I recalled a conversation we had a while back. We were having lunch at home when he started talking about his anatomy class. He complained that he had been given the cadaver of a very old man to dissect and he could not find the old man’s veins. I was nauseated and fled the dining table fighting the urge to vomit and he grinned mischievously knowing he had scored one against me. He could not have imagined that he would be at the other end of a dissecting knife in a few months.

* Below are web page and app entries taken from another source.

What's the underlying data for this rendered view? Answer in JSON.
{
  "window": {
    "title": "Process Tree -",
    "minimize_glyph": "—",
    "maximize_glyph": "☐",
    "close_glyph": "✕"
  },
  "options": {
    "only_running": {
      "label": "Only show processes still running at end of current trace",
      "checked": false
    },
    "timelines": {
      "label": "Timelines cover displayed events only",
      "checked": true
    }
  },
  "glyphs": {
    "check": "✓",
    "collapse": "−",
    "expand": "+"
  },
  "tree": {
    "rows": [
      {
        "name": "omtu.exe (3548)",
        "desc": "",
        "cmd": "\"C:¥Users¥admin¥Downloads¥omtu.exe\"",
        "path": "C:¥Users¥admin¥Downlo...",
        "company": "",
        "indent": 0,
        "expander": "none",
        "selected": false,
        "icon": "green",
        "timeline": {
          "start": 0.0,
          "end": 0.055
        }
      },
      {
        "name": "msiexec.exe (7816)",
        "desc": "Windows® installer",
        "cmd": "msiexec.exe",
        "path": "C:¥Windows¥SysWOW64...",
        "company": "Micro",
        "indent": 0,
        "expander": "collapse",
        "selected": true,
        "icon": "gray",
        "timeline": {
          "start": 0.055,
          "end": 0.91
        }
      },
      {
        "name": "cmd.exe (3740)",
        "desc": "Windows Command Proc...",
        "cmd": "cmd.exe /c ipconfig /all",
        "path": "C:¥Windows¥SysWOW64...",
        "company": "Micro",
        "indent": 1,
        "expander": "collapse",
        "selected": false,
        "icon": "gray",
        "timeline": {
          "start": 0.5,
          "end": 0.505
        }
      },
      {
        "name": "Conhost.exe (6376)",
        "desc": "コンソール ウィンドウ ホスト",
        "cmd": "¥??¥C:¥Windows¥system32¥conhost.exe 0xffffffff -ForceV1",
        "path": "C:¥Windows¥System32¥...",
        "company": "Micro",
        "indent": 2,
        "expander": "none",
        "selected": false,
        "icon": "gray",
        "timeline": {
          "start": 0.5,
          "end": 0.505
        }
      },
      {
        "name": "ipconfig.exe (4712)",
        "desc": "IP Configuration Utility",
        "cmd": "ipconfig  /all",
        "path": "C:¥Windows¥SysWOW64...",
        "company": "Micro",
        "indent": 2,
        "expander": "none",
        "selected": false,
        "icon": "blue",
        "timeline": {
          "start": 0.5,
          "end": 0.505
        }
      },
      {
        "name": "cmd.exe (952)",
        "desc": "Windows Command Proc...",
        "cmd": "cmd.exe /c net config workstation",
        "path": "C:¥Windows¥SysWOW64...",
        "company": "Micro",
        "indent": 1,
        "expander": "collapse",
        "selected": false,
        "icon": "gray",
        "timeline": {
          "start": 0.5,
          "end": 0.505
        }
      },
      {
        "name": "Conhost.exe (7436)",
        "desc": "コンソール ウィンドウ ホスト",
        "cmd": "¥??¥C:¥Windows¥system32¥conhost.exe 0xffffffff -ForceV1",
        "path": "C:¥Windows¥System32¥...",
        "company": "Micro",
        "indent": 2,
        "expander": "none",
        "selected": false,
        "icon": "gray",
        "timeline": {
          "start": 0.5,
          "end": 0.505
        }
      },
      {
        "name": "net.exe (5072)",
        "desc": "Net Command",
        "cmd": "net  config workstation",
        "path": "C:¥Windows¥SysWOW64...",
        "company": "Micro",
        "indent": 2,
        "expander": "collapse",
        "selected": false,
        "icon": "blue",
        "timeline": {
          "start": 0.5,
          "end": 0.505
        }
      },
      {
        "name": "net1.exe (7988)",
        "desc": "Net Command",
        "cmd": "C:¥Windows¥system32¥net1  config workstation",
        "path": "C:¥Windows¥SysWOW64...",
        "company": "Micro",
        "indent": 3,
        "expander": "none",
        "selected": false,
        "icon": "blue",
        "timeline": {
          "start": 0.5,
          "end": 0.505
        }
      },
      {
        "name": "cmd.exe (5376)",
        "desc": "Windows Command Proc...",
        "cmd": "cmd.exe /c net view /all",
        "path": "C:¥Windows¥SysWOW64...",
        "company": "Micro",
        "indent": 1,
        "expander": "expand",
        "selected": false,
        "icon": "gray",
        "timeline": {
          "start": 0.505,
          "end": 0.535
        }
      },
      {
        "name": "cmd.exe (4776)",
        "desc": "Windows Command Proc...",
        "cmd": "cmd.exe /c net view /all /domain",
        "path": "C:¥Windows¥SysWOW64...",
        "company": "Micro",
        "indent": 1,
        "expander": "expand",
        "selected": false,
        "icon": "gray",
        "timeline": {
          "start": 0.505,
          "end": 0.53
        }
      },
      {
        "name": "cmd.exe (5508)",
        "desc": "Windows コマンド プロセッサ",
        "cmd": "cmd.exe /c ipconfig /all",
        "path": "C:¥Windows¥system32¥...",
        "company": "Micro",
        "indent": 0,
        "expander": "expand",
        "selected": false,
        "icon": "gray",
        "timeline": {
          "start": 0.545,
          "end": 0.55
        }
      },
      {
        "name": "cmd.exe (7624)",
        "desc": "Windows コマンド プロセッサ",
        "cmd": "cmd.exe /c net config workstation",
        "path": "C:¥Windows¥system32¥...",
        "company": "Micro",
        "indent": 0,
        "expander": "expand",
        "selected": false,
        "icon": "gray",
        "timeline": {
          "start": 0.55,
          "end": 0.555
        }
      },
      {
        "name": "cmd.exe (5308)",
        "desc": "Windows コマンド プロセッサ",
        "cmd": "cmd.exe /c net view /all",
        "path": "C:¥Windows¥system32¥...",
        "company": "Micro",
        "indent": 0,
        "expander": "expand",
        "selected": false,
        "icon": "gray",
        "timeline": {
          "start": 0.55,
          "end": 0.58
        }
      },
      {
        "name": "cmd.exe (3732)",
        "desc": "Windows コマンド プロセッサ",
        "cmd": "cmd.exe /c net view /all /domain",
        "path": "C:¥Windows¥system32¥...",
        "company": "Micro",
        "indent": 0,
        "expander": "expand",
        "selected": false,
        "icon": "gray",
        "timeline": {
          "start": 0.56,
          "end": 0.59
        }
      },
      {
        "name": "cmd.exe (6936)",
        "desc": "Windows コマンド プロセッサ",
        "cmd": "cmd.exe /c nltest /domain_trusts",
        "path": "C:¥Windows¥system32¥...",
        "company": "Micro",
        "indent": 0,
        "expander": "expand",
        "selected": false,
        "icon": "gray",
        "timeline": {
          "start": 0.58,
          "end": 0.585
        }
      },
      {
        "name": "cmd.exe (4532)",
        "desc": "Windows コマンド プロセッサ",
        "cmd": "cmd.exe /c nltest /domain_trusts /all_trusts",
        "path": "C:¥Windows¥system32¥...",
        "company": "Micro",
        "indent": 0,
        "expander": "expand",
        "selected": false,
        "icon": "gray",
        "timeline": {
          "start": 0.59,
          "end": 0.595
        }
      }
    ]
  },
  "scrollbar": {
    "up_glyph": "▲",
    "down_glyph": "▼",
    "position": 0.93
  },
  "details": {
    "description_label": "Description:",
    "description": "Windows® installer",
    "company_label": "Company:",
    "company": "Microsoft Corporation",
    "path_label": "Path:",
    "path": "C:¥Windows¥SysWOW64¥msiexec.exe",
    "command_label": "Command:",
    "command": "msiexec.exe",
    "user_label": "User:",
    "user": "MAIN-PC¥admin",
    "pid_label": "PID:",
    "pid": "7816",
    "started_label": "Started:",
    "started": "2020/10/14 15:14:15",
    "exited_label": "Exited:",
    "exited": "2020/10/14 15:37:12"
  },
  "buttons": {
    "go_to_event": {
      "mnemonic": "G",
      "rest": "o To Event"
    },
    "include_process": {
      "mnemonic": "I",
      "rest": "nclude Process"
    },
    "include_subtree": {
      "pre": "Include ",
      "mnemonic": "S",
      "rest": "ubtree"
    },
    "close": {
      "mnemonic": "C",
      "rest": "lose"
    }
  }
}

For as long as I could remember I was afraid of death. I feared that it would hurt so much and then it would be dark, cold and lonely. My fears had always been in direct contradiction of my mother’s hopes of passage to a beautiful place where the streets are paved in gold and angels sing sweet melodies in God’s praise. Heaven was both mystical and mythical when I was 20. I wanted so much to believe in heaven when my brother died but I was not sure. One of Emmanuel’s atheist friends assured me that his body would rot and be recycled into the earth by worms. He told me not to fantasize about life after death because there was none. I did not know whether to hate him for painting such a lurid picture of death when my brother was fresh in the grave or whether to thank him for dispelling my fantasies.
When death finally knocked on our door that 23rd day of March in 1986, I was numb with shock and pain but I do not recall being afraid. The fear that I had lived with through his illness that he might die, the cold sweats at night all disappeared in the bustle of funeral arrangements. After the burial when mourners left the graveside, the fear returned. A fresh new fear of not knowing what could happen tomorrow. And with the fear came a terrible sense of loss, a pain so deep it was indescribable. I could not find words to describe it but easily recognized it in my mother’s eyes and my father’s stoop.
At 50 I know that death is a rite of passage as inevitable as birth itself yet it still breaks my heart when 30 years on another family loses a loved one in the same hospital for lack of medicine and equipment that is easily accessible in countries right next door.